  • 2004: The New York Times, "for the work of David Barstow and Lowell Bergman that relentlessly examined death and injury among American workers and exposed employers who break basic safety rules." (This was moved by the board from the Investigative Reporting category, where it was also entered.)
  • 2005: Los Angeles Times, "for its courageous, exhaustively researched series exposing deadly medical problems and racial injustice at a major public hospital."
  • 2006: Biloxi Sun Herald (Mississippi), "for its valorous and comprehensive coverage of Hurricane Katrina, providing a lifeline for devastated readers, in print and online, during their time of greatest need."
  • 2006: The Times-Picayune (New Orleans), "for its heroic, multi-faceted coverage of Hurricane Katrina and its aftermath, making exceptional use of the newspaper's resources to serve an inundated city even after evacuation of the newspaper plant."
  • 2007: The Wall Street Journal, "for its creative and comprehensive probe into backdated stock options for business executives that triggered investigations, the ouster of top officials and widespread change in corporate America."
  • 2008: The Washington Post, "For the work of Dana Priest, Anne Hull and photographer Michel du Cille in exposing mistreatment of wounded veterans at Walter Reed Hospital, evoking a national outcry and producing reforms by federal officials."
  • 2009: Las Vegas Sun and notably Alexandra Berzon, "for the exposure of the high death rate among construction workers on the Las Vegas Strip amid lax enforcement of regulations, leading to changes in policy and improved safety conditions." Original series
  • 2010: Bristol Herald Courier, "for the work of Daniel Gilbert in illuminating the murky mismanagement of natural-gas royalties owed to thousands of land owners in southwest Virginia, spurring remedial action by state lawmakers."
  • 2011: Los Angeles Times, "for its exposure of corruption in the small California city of Bell where officials tapped the treasury to pay themselves exorbitant salaries, resulting in arrests and reforms."
  • 2012: The Philadelphia Inquirer, "for its exploration of pervasive violence in the city's schools, using powerful print narratives and videos to illuminate crimes committed by children against children and to stir reforms to improve safety for teachers and students."
  • 2013: Sun-Sentinel (South Florida), "for its well documented investigation of off-duty police officers who recklessly speed and endanger the lives of citizens, leading to disciplinary action and other steps to curtail a deadly hazard."
  • 2014: The Washington Post and The Guardian for their coverage of the National Security Agency '​s worldwide electronic surveillance program, and the leaking of documents pertaining to it by whistleblower Edward Snowden.[3]

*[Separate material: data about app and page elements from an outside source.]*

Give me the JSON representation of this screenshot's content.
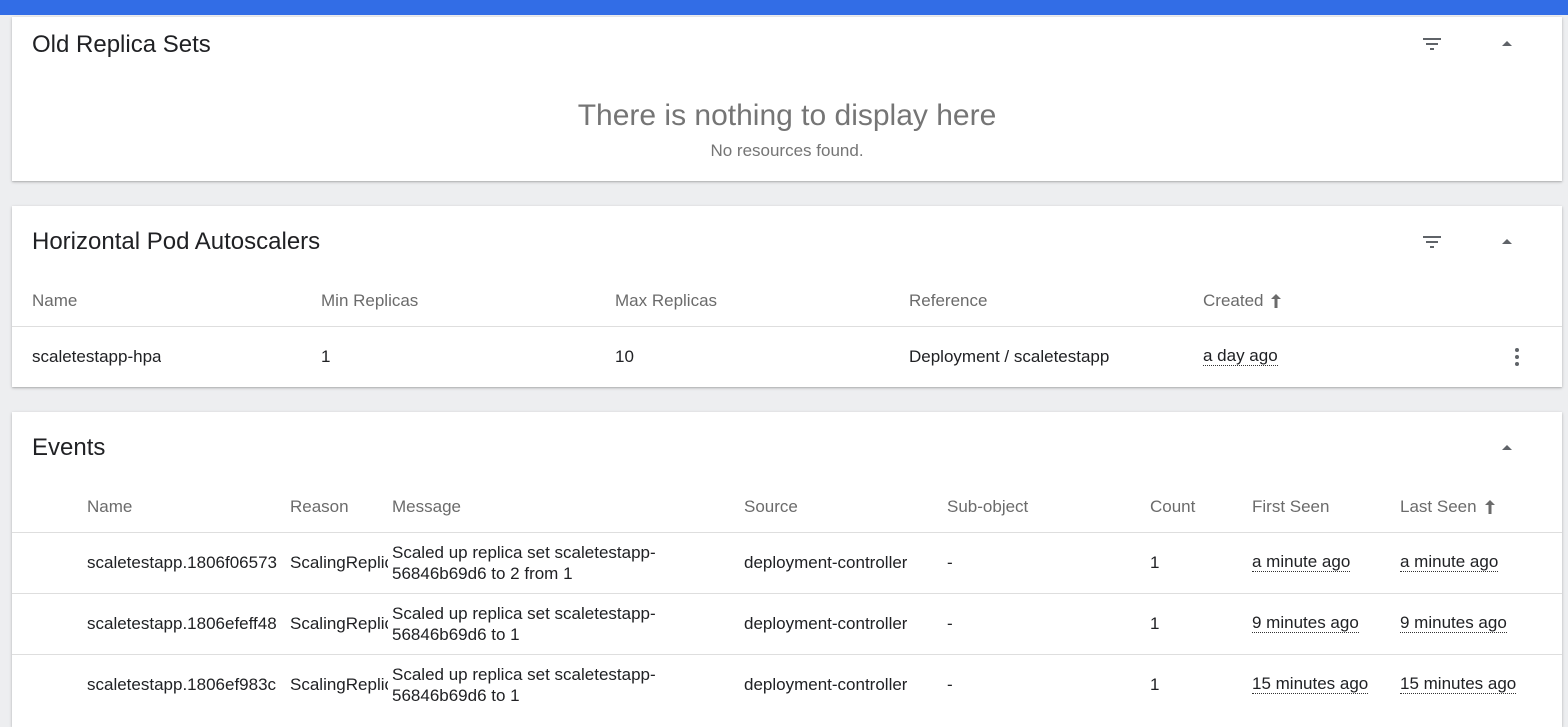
{
  "old_replica_sets": {
    "title": "Old Replica Sets",
    "empty_title": "There is nothing to display here",
    "empty_subtitle": "No resources found."
  },
  "hpa": {
    "title": "Horizontal Pod Autoscalers",
    "columns": [
      "Name",
      "Min Replicas",
      "Max Replicas",
      "Reference",
      "Created"
    ],
    "rows": [
      {
        "name": "scaletestapp-hpa",
        "min": "1",
        "max": "10",
        "reference": "Deployment / scaletestapp",
        "created": "a day ago"
      }
    ]
  },
  "events": {
    "title": "Events",
    "columns": [
      "Name",
      "Reason",
      "Message",
      "Source",
      "Sub-object",
      "Count",
      "First Seen",
      "Last Seen"
    ],
    "rows": [
      {
        "name": "scaletestapp.1806f06573",
        "reason": "ScalingReplicaSet",
        "message": "Scaled up replica set scaletestapp-56846b69d6 to 2 from 1",
        "source": "deployment-controller",
        "subobject": "-",
        "count": "1",
        "first_seen": "a minute ago",
        "last_seen": "a minute ago"
      },
      {
        "name": "scaletestapp.1806efeff48",
        "reason": "ScalingReplicaSet",
        "message": "Scaled up replica set scaletestapp-56846b69d6 to 1",
        "source": "deployment-controller",
        "subobject": "-",
        "count": "1",
        "first_seen": "9 minutes ago",
        "last_seen": "9 minutes ago"
      },
      {
        "name": "scaletestapp.1806ef983c",
        "reason": "ScalingReplicaSet",
        "message": "Scaled up replica set scaletestapp-56846b69d6 to 1",
        "source": "deployment-controller",
        "subobject": "-",
        "count": "1",
        "first_seen": "15 minutes ago",
        "last_seen": "15 minutes ago"
      }
    ]
  },
  "icons": {
    "filter": "filter-icon",
    "collapse": "collapse-arrow-icon",
    "sort": "sort-ascending-icon",
    "menu": "more-vert-icon"
  },
  "colors": {
    "accent": "#326de6",
    "background": "#edeef0"
  }
}
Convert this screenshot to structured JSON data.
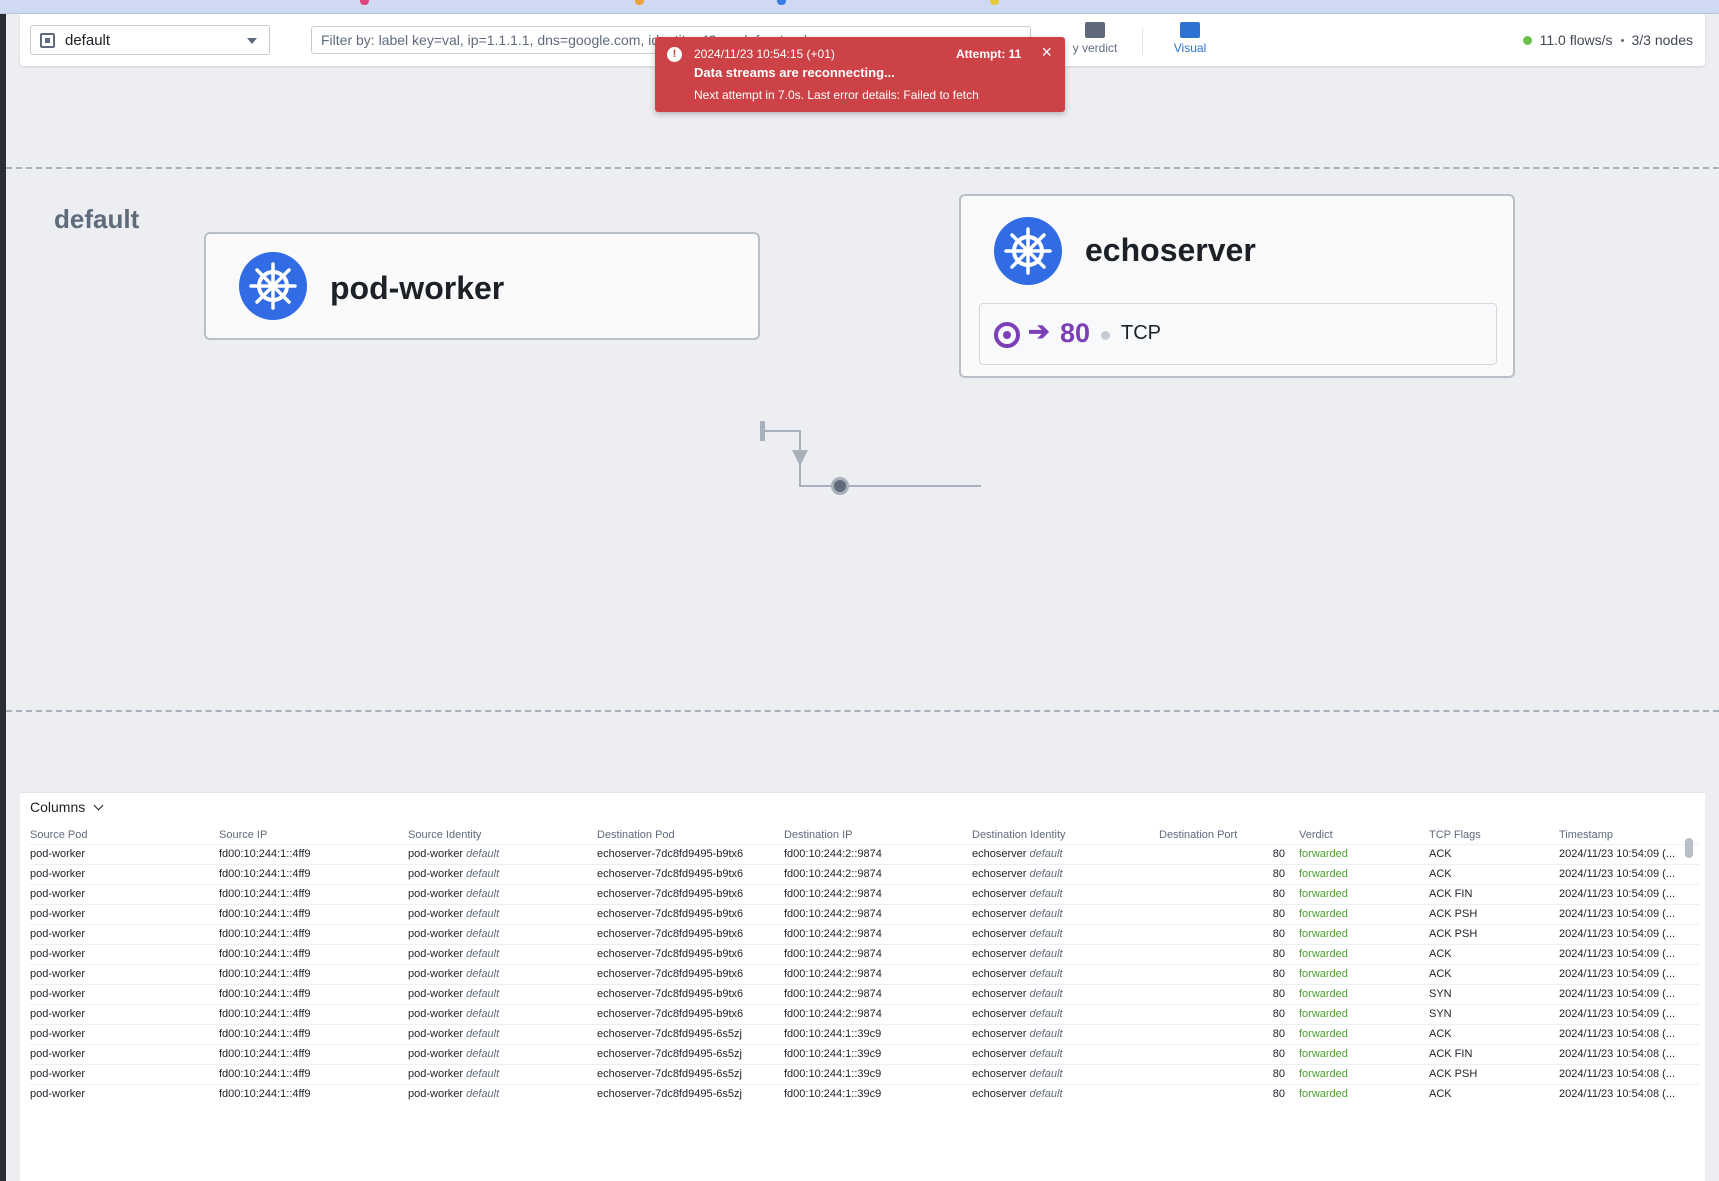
{
  "namespace_select": {
    "value": "default"
  },
  "filter": {
    "placeholder": "Filter by: label key=val, ip=1.1.1.1, dns=google.com, identity=42, pod=frontend"
  },
  "toolbar": {
    "verdict_label": "y verdict",
    "visual_label": "Visual"
  },
  "stats": {
    "flows": "11.0 flows/s",
    "nodes": "3/3 nodes"
  },
  "toast": {
    "timestamp": "2024/11/23 10:54:15 (+01)",
    "attempt": "Attempt: 11",
    "title": "Data streams are reconnecting...",
    "detail": "Next attempt in 7.0s. Last error details: Failed to fetch",
    "close": "×",
    "color": "#cd4246"
  },
  "canvas": {
    "namespace_title": "default",
    "source_card": {
      "name": "pod-worker",
      "icon": "kubernetes-icon"
    },
    "dest_card": {
      "name": "echoserver",
      "icon": "kubernetes-icon",
      "port": "80",
      "arrow": "➔",
      "protocol": "TCP",
      "accent": "#7c3fb8"
    }
  },
  "flows": {
    "columns_button": "Columns",
    "headers": [
      "Source Pod",
      "Source IP",
      "Source Identity",
      "Destination Pod",
      "Destination IP",
      "Destination Identity",
      "Destination Port",
      "Verdict",
      "TCP Flags",
      "Timestamp"
    ],
    "rows": [
      {
        "src_pod": "pod-worker",
        "src_ip": "fd00:10:244:1::4ff9",
        "src_id": "pod-worker",
        "src_ns": "default",
        "dst_pod": "echoserver-7dc8fd9495-b9tx6",
        "dst_ip": "fd00:10:244:2::9874",
        "dst_id": "echoserver",
        "dst_ns": "default",
        "port": "80",
        "verdict": "forwarded",
        "flags": "ACK",
        "ts": "2024/11/23 10:54:09 (..."
      },
      {
        "src_pod": "pod-worker",
        "src_ip": "fd00:10:244:1::4ff9",
        "src_id": "pod-worker",
        "src_ns": "default",
        "dst_pod": "echoserver-7dc8fd9495-b9tx6",
        "dst_ip": "fd00:10:244:2::9874",
        "dst_id": "echoserver",
        "dst_ns": "default",
        "port": "80",
        "verdict": "forwarded",
        "flags": "ACK",
        "ts": "2024/11/23 10:54:09 (..."
      },
      {
        "src_pod": "pod-worker",
        "src_ip": "fd00:10:244:1::4ff9",
        "src_id": "pod-worker",
        "src_ns": "default",
        "dst_pod": "echoserver-7dc8fd9495-b9tx6",
        "dst_ip": "fd00:10:244:2::9874",
        "dst_id": "echoserver",
        "dst_ns": "default",
        "port": "80",
        "verdict": "forwarded",
        "flags": "ACK FIN",
        "ts": "2024/11/23 10:54:09 (..."
      },
      {
        "src_pod": "pod-worker",
        "src_ip": "fd00:10:244:1::4ff9",
        "src_id": "pod-worker",
        "src_ns": "default",
        "dst_pod": "echoserver-7dc8fd9495-b9tx6",
        "dst_ip": "fd00:10:244:2::9874",
        "dst_id": "echoserver",
        "dst_ns": "default",
        "port": "80",
        "verdict": "forwarded",
        "flags": "ACK PSH",
        "ts": "2024/11/23 10:54:09 (..."
      },
      {
        "src_pod": "pod-worker",
        "src_ip": "fd00:10:244:1::4ff9",
        "src_id": "pod-worker",
        "src_ns": "default",
        "dst_pod": "echoserver-7dc8fd9495-b9tx6",
        "dst_ip": "fd00:10:244:2::9874",
        "dst_id": "echoserver",
        "dst_ns": "default",
        "port": "80",
        "verdict": "forwarded",
        "flags": "ACK PSH",
        "ts": "2024/11/23 10:54:09 (..."
      },
      {
        "src_pod": "pod-worker",
        "src_ip": "fd00:10:244:1::4ff9",
        "src_id": "pod-worker",
        "src_ns": "default",
        "dst_pod": "echoserver-7dc8fd9495-b9tx6",
        "dst_ip": "fd00:10:244:2::9874",
        "dst_id": "echoserver",
        "dst_ns": "default",
        "port": "80",
        "verdict": "forwarded",
        "flags": "ACK",
        "ts": "2024/11/23 10:54:09 (..."
      },
      {
        "src_pod": "pod-worker",
        "src_ip": "fd00:10:244:1::4ff9",
        "src_id": "pod-worker",
        "src_ns": "default",
        "dst_pod": "echoserver-7dc8fd9495-b9tx6",
        "dst_ip": "fd00:10:244:2::9874",
        "dst_id": "echoserver",
        "dst_ns": "default",
        "port": "80",
        "verdict": "forwarded",
        "flags": "ACK",
        "ts": "2024/11/23 10:54:09 (..."
      },
      {
        "src_pod": "pod-worker",
        "src_ip": "fd00:10:244:1::4ff9",
        "src_id": "pod-worker",
        "src_ns": "default",
        "dst_pod": "echoserver-7dc8fd9495-b9tx6",
        "dst_ip": "fd00:10:244:2::9874",
        "dst_id": "echoserver",
        "dst_ns": "default",
        "port": "80",
        "verdict": "forwarded",
        "flags": "SYN",
        "ts": "2024/11/23 10:54:09 (..."
      },
      {
        "src_pod": "pod-worker",
        "src_ip": "fd00:10:244:1::4ff9",
        "src_id": "pod-worker",
        "src_ns": "default",
        "dst_pod": "echoserver-7dc8fd9495-b9tx6",
        "dst_ip": "fd00:10:244:2::9874",
        "dst_id": "echoserver",
        "dst_ns": "default",
        "port": "80",
        "verdict": "forwarded",
        "flags": "SYN",
        "ts": "2024/11/23 10:54:09 (..."
      },
      {
        "src_pod": "pod-worker",
        "src_ip": "fd00:10:244:1::4ff9",
        "src_id": "pod-worker",
        "src_ns": "default",
        "dst_pod": "echoserver-7dc8fd9495-6s5zj",
        "dst_ip": "fd00:10:244:1::39c9",
        "dst_id": "echoserver",
        "dst_ns": "default",
        "port": "80",
        "verdict": "forwarded",
        "flags": "ACK",
        "ts": "2024/11/23 10:54:08 (..."
      },
      {
        "src_pod": "pod-worker",
        "src_ip": "fd00:10:244:1::4ff9",
        "src_id": "pod-worker",
        "src_ns": "default",
        "dst_pod": "echoserver-7dc8fd9495-6s5zj",
        "dst_ip": "fd00:10:244:1::39c9",
        "dst_id": "echoserver",
        "dst_ns": "default",
        "port": "80",
        "verdict": "forwarded",
        "flags": "ACK FIN",
        "ts": "2024/11/23 10:54:08 (..."
      },
      {
        "src_pod": "pod-worker",
        "src_ip": "fd00:10:244:1::4ff9",
        "src_id": "pod-worker",
        "src_ns": "default",
        "dst_pod": "echoserver-7dc8fd9495-6s5zj",
        "dst_ip": "fd00:10:244:1::39c9",
        "dst_id": "echoserver",
        "dst_ns": "default",
        "port": "80",
        "verdict": "forwarded",
        "flags": "ACK PSH",
        "ts": "2024/11/23 10:54:08 (..."
      },
      {
        "src_pod": "pod-worker",
        "src_ip": "fd00:10:244:1::4ff9",
        "src_id": "pod-worker",
        "src_ns": "default",
        "dst_pod": "echoserver-7dc8fd9495-6s5zj",
        "dst_ip": "fd00:10:244:1::39c9",
        "dst_id": "echoserver",
        "dst_ns": "default",
        "port": "80",
        "verdict": "forwarded",
        "flags": "ACK",
        "ts": "2024/11/23 10:54:08 (..."
      }
    ]
  },
  "colors": {
    "forwarded": "#4aa02c",
    "kubernetes_blue": "#326ce5",
    "accent_blue": "#2d72d2"
  }
}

References[edit]

  1. ^ a b "Public Service". The Pulitzer Prizes (pulitzer.org). Retrieved 2013-11-18.
  2. ^ "1917 Winners". The Pulitzer Prizes. Retrieved 2013-12-26.
  3. ^ Somaiya, Ravi. "Pulitzer Prizes Awarded for Coverage of N.S.A. Documents and Boston Bombing." New York Times. April 14, 2014. Accessed 2014-04-14.

External links[edit]